Key words: specific surface area, specific magnetic susceptibility, U, Th, K, glauconite-bearing rocks, Baltic area, thermal history.

Early Cambrian tubular fossils of the genus Onuphionella from Estonia; 87–97

Kaisa Mens

Abstract. Two forms of agglutinated tubes referable to the genus Onuphionella Kirjanov, 1968, occur in the Lower Cambrian of Estonia. The older, Onuphionella agglutinata Kirjanov, 1968, whose tubes are coated with muscovite flakes, is found in the sandy-clayey deposits of the Lontova Stage (pretrilobite Early Cambrian). The other specimen, assigned to the Onuphionella cf. durhami Signor & McMenamin, 1988, occurs in the lowermost part of the trilobite-bearing Early Cambrian, defined as the Sõru Formation in Estonia. This form differs from O. agglutinata in the occurrence of organic matter in the tube wall and in flexible tube construction. Except Estonia, the genus Onuphionella has been reported from the Lower Cambrian of the Ukraine, Poland, and the USA.

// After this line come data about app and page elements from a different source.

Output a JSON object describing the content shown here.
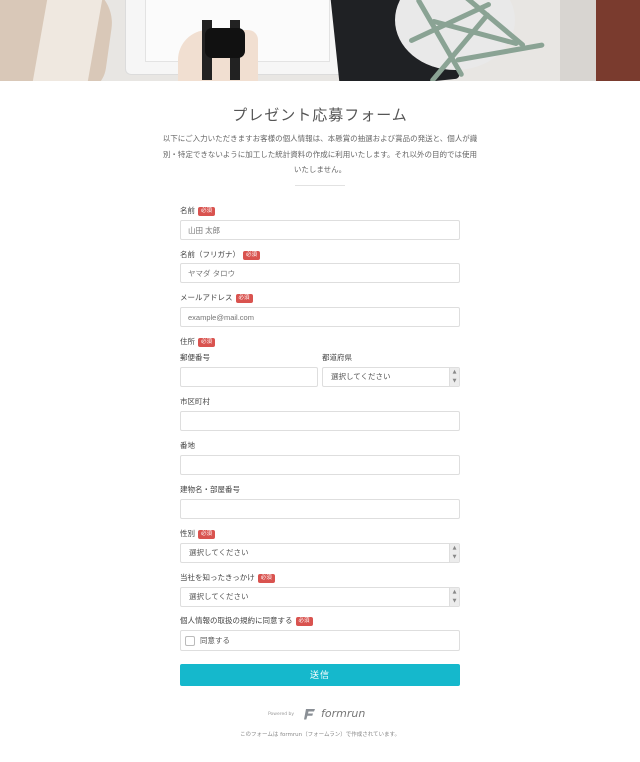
{
  "header": {
    "title": "プレゼント応募フォーム",
    "description": "以下にご入力いただきますお客様の個人情報は、本懸賞の抽選および賞品の発送と、個人が識別・特定できないように加工した統計資料の作成に利用いたします。それ以外の目的では使用いたしません。"
  },
  "form": {
    "required_badge": "必須",
    "name": {
      "label": "名前",
      "placeholder": "山田 太郎"
    },
    "kana": {
      "label": "名前（フリガナ）",
      "placeholder": "ヤマダ タロウ"
    },
    "email": {
      "label": "メールアドレス",
      "placeholder": "example@mail.com"
    },
    "address": {
      "label": "住所",
      "postal_label": "郵便番号",
      "prefecture_label": "都道府県",
      "prefecture_value": "選択してください",
      "city_label": "市区町村",
      "street_label": "番地",
      "building_label": "建物名・部屋番号"
    },
    "gender": {
      "label": "性別",
      "value": "選択してください"
    },
    "referral": {
      "label": "当社を知ったきっかけ",
      "value": "選択してください"
    },
    "consent": {
      "label": "個人情報の取扱の規約に同意する",
      "checkbox_label": "同意する",
      "checked": false
    },
    "submit_label": "送信"
  },
  "footer": {
    "powered_by": "Powered by",
    "brand": "formrun",
    "note": "このフォームは formrun（フォームラン）で作成されています。"
  },
  "colors": {
    "accent": "#15b8cc",
    "required_badge": "#d9534f"
  },
  "icons": {
    "select_arrow": "updown-arrow-icon",
    "brand_logo": "formrun-logo-icon"
  }
}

Key words: Lower Cambrian, Estonia, body fossils, Onuphionella.

Paralogania from the Rootsiküla (Wenlock) and Paadla (Ludlow) stages of Estonia; 98–112

Tiiu Märss

Abstract. Paralogania species in the Rootsiküla (Wenlock) and Paadla (Ludlow) stages from Saaremaa Island, Estonia, were re-studied. Extremely well preserved scales of P. martinssoni (Gross) were described from Silma Cliff (Himmiste Beds of the Paadla Stage) and compared with the scales from Vesiku Brook (Vesiku Beds of the Rootsiküla Stage), the type locality of the species. Paralogania kaarmisensis sp. nov. was established on the basis of relatively large, strongly elongate scales carrying a row of very fine spines laterally of the crown; the scales have one to two fine oblique ridges above the row of spines. The new species has a short range in the Phlebolepis elegans Biozone (Ludlow, Upper Silurian).

Key words: Paralogania, Thelodonti, Agnatha, Wenlock, Ludlow, Silurian, Estonia.

Comparative study of dolomites of different genesis (Raikküla Formation, Silurian; Estonia); 113–127

Aada Teedumäe, Toivo Kallaste, and Tarmo Kiipli

Abstract. Dolomites of the Upper Subformation of the Raikküla Formation (middle Llandovery), representing the deposits of the northern marginal part of carbonate shelf consisting of cyclically laminated limestone and lagoonal dolomite were studied. The formation of dolomite was investigated using X-ray diffraction, X-ray fluorescence, and titration analyses of the rocks of the same primary origin in nondolomitized sections and those affected by massive pervasive dolomitization. The CaCO3/MgCO3 ratio and lattice parameters of dolomites are in good agreement with the genesis. The primary lagoonal dolomite near the contact with limestone and dolomite in limestone have the most expanded lattice; the primary dolomite near the contact with pervasively dolomitized limestone has the parameters equal to the minimal for primary dolomites, registered in the centre of the layer; the most altered secondary dolomite is close to stoichiometric. The bimodal frequency distribution of the Ca content in dolomites of different genesis reflects the preferred levels of Ca uptake. The highest stoichiometry of the secondary (replacive) dolomite points to the role of recrystallization and crystallization rate. Compared to limestones dolomites are depleted in Sr and enriched in Mn. Major, minor, and trace element concentrations suggest that seawater (or modified seawater) was the dominant dolomitizing fluid. No evidence of hypersalinity or inflow of outside fluids has been observed. The direct relationship of dolomitization to the migrating inner shelf facies and regressive stages of the evolution of the Silurian Baltic Palaeobasin suggests early dolomitization.

Key words: Silurian, dolomitization, lithology, Palaeozoic dolomite, X-ray diffraction, Estonia.

Instructions to authors; 128–130